With the confirmation of a figure who has proven extremely controversial among industry and nongovernmental sectors, legal experts are already planning to challenge McNamee’s participation in important cases at FERC.

On Wednesday, an official with the influential Harvard Electricity Law Initiative stated that McNamee should be “disqualified” from participating in at least two issues in front of FERC because of his work in 2017 to roll out Trump’s proposal to prop up economically struggling coal and nuclear plants. The group plans to file a formal legal brief with the agency on the issue.

McNamee has a “long history of being a partisan fossil fuel lawyer who has proactively worked to undermine clean energy’s growth,” Mary Anne Hitt, senior director of the Sierra Club’s Beyond Coal campaign, wrote in an op-ed published Wednesday by The Hill.

During his time at the DOE and TPPF, McNamee “has clearly proven through his work and his own words that he is nothing more than a fossil fuel surrogate intent on undermining, or even eliminating clean energy from America’s electricity markets,” Hitt said.


FERC, a historically nonpartisan agency that regulates wholesale electric power markets and interstate natural gas activities, has moved in a partisan direction under the Trump administration. In recent months, the agency’s chief of staff has taken shots at Democratic lawmakers in a Breitbart News interview and praised foreign right-wing extremist politicians while on taxpayer-funded official travel.
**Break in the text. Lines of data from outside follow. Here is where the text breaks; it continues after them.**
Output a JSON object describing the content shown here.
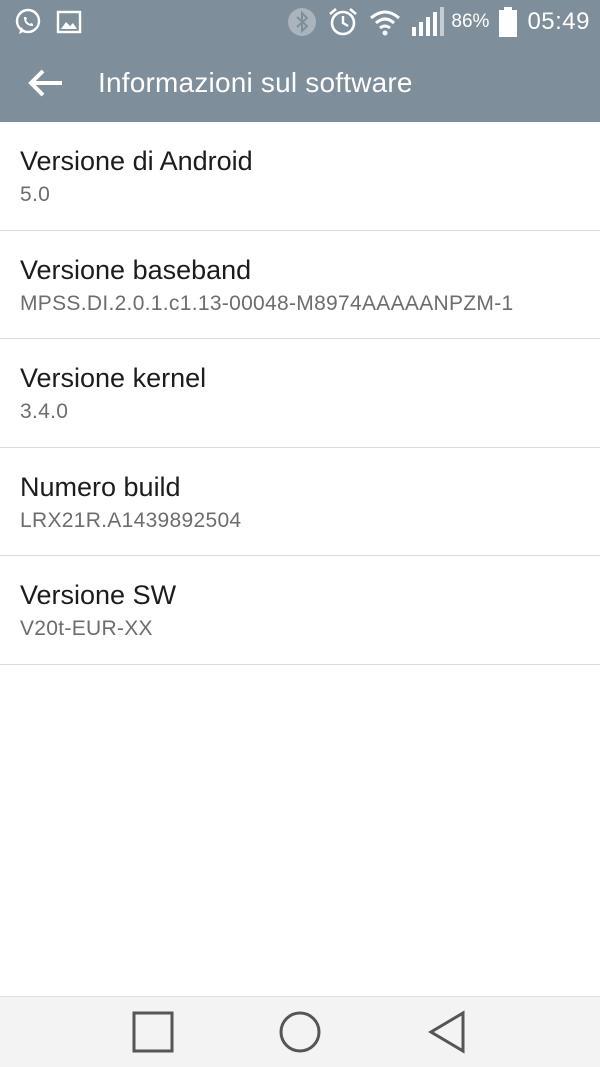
{
  "status_bar": {
    "icons_left": [
      "whatsapp-icon",
      "gallery-icon"
    ],
    "icons_right": [
      "bluetooth-icon",
      "alarm-icon",
      "wifi-icon",
      "signal-icon"
    ],
    "battery_percent": "86%",
    "time": "05:49"
  },
  "app_bar": {
    "title": "Informazioni sul software"
  },
  "items": [
    {
      "title": "Versione di Android",
      "value": "5.0"
    },
    {
      "title": "Versione baseband",
      "value": "MPSS.DI.2.0.1.c1.13-00048-M8974AAAAANPZM-1"
    },
    {
      "title": "Versione kernel",
      "value": "3.4.0"
    },
    {
      "title": "Numero build",
      "value": "LRX21R.A1439892504"
    },
    {
      "title": "Versione SW",
      "value": "V20t-EUR-XX"
    }
  ],
  "nav_bar": {
    "buttons": [
      "recents-icon",
      "home-icon",
      "back-icon"
    ]
  },
  "colors": {
    "header": "#7e8f9b",
    "divider": "#dcdcdc",
    "title_text": "#1c1c1c",
    "value_text": "#6d6d6d"
  }
}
In early 2018, McNamee left his job as deputy general counsel for energy policy at the Department of Energy to join the TPPF, where he worked as head of the Austin, Texas-based think tank’s Center for Tenth Amendment Action and its Life:Powered project, a pro-fossil fuel program.

After only four months at the right-wing think tank, McNamee was back at DOE, serving as executive director of the department’s Office of Policy. McNamee currently works under Mark Menezes, the undersecretary of energy who serves as a point person for Trump’s push to bail out coal and nuclear power plants.

On November 27, a week after the video of McNamee had been widely released, Manchin joined all of the Republicans on the Senate Energy and Natural Resources Committee to send McNamee’s nomination to the Senate floor for a final vote.

Then this week his position shifted.

Manchin has previously blasted the Obama administration’s efforts to fight climate change during his 2018 reelection campaign for Senate. His sudden focus on climate change comes as environmental activists are opposing his potential promotion to top Democrat on the Senate Energy and Natural Resources Committee in 2019 due to his anti-environment and pro-coal stances.

In her op-ed, Hitt criticized Senate Energy and Natural Resources Chairwoman Lisa Murkowski (R-AK) for “recklessly” letting McNamee’s nomination move forward to a full Senate vote.

“Murkowski’s decision is all the more troubling considering that she rejected Ron Binz’s FERC nomination in 2013 because she perceived a bias in his past work on clean energy,” Hitt wrote. “Yet she was willing to overlook McNamee’s overt devotion to fossil fuels and antipathy toward America’s clean energy revolution.”

On Wednesday, Sen. Ron Wyden (D-OR) also expressed skepticism that McNamee could be a fair arbiter if a similar pricing proposal to the one he previously drafted that benefits coal and nuclear plants were presented to FERC.

McNamee has “a track record of wanting to do the bidding of special interests,” Wyden said in comments on the Senate floor before the vote to end debate on the nomination.

Trump’s nomination of McNamee is a “deliberate effort to hijack sound market-oriented principles that would naturally take you to cleaner power rather than dirty, old coal facilities.”

The Oregon senator on Wednesday also repeated what he said at McNamee’s earlier confirmation hearing: “This is putting the fox inside the chicken coop.”